A metabolomics resistance test
Can metabolomic profiling be used to predict resistance against insect herbivores in plants?
- 2012 - 2016
- Peter Klinkhamer
- STW Perspective
In this project we develop a metabolomic test to predict plant resistance to insect herbivores.
Natural host plant defense against pests and pathogens is mainly based on secondary plant compounds. Recent developments in plant metabolomics allow for a complete overview of secondary metabolites present in a plant. NMR (Nuclear Magnetic Resonance Spectroscopy) is one of the most universally used metabolomic approaches. In this project we will develop a metabolomic resistance test, based on NMR, facilitating a high throughput screening of resistance.
We will use the three most economically important pests of chrysanthemum: western flower thrips (Frankliniella occidentalis), celery leafminer (Liriomyza trifolii), and two-spotted spider mite (Tetranychus urticae).
The research proposed is based on an eco-metabolomic approach. The metabolomic profiles of resistant and susceptible varieties will be compared to identify candidate compounds involved in resistance. The candidate compounds will then validated with in-vitro bioassays. Using multivariate statistics, models will be developed to predict resistance based on the secondary metabolites patterns. These models will be validated with a second independent resistance test with different cultivars. The end result of this project is a high throughput resistance test, based on NMR to substitute time consuming and costly in vivo resistance bioassays.

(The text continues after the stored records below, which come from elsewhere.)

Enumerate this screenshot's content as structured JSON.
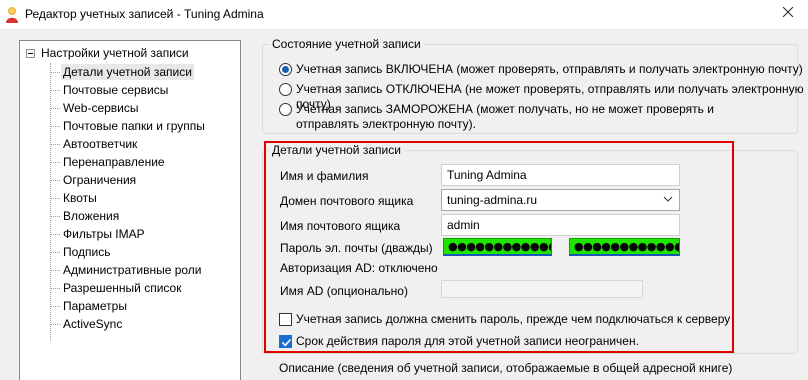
{
  "window": {
    "title": "Редактор учетных записей - Tuning Admina",
    "icon": "mdaemon-app-icon",
    "close_icon": "close-icon"
  },
  "tree": {
    "root_label": "Настройки учетной записи",
    "items": [
      {
        "label": "Детали учетной записи",
        "selected": true
      },
      {
        "label": "Почтовые сервисы"
      },
      {
        "label": "Web-сервисы"
      },
      {
        "label": "Почтовые папки и группы"
      },
      {
        "label": "Автоответчик"
      },
      {
        "label": "Перенаправление"
      },
      {
        "label": "Ограничения"
      },
      {
        "label": "Квоты"
      },
      {
        "label": "Вложения"
      },
      {
        "label": "Фильтры IMAP"
      },
      {
        "label": "Подпись"
      },
      {
        "label": "Административные роли"
      },
      {
        "label": "Разрешенный список"
      },
      {
        "label": "Параметры"
      },
      {
        "label": "ActiveSync"
      }
    ]
  },
  "account_state": {
    "title": "Состояние учетной записи",
    "options": [
      {
        "label": "Учетная запись ВКЛЮЧЕНА (может проверять, отправлять и получать электронную почту)",
        "selected": true
      },
      {
        "label": "Учетная запись ОТКЛЮЧЕНА (не может проверять, отправлять или получать электронную почту)",
        "selected": false
      },
      {
        "label": "Учетная запись ЗАМОРОЖЕНА (может получать, но не может проверять и отправлять электронную почту).",
        "selected": false
      }
    ]
  },
  "details": {
    "title": "Детали учетной записи",
    "full_name_label": "Имя и фамилия",
    "full_name_value": "Tuning Admina",
    "domain_label": "Домен почтового ящика",
    "domain_value": "tuning-admina.ru",
    "mailbox_label": "Имя почтового ящика",
    "mailbox_value": "admin",
    "password_label": "Пароль эл. почты (дважды)",
    "password_value_1": "●●●●●●●●●●●●●●",
    "password_value_2": "●●●●●●●●●●●●●●",
    "ad_auth_label": "Авторизация AD: отключено",
    "ad_name_label": "Имя AD (опционально)",
    "ad_name_value": "",
    "must_change_label": "Учетная запись должна сменить пароль, прежде чем подключаться к серверу",
    "must_change_checked": false,
    "never_expires_label": "Срок действия пароля для этой учетной записи неограничен.",
    "never_expires_checked": true
  },
  "description": {
    "label": "Описание (сведения об учетной записи, отображаемые в общей адресной книге)"
  },
  "colors": {
    "highlight_border": "#e00000",
    "password_fill": "#1ee400",
    "accent": "#1a6ccf"
  }
}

Kos, S. P., P. G. L. Klinkhamer and K. A. Leiss. (2014), 'Cross-Resistance of Chrysanthemum to Western Flower Thrips, Celery Leafminer, and Two-Spotted Spider Mite', Entomologia Experimentalis Et Applicata Vol. 151, No. 3, pp. 198-208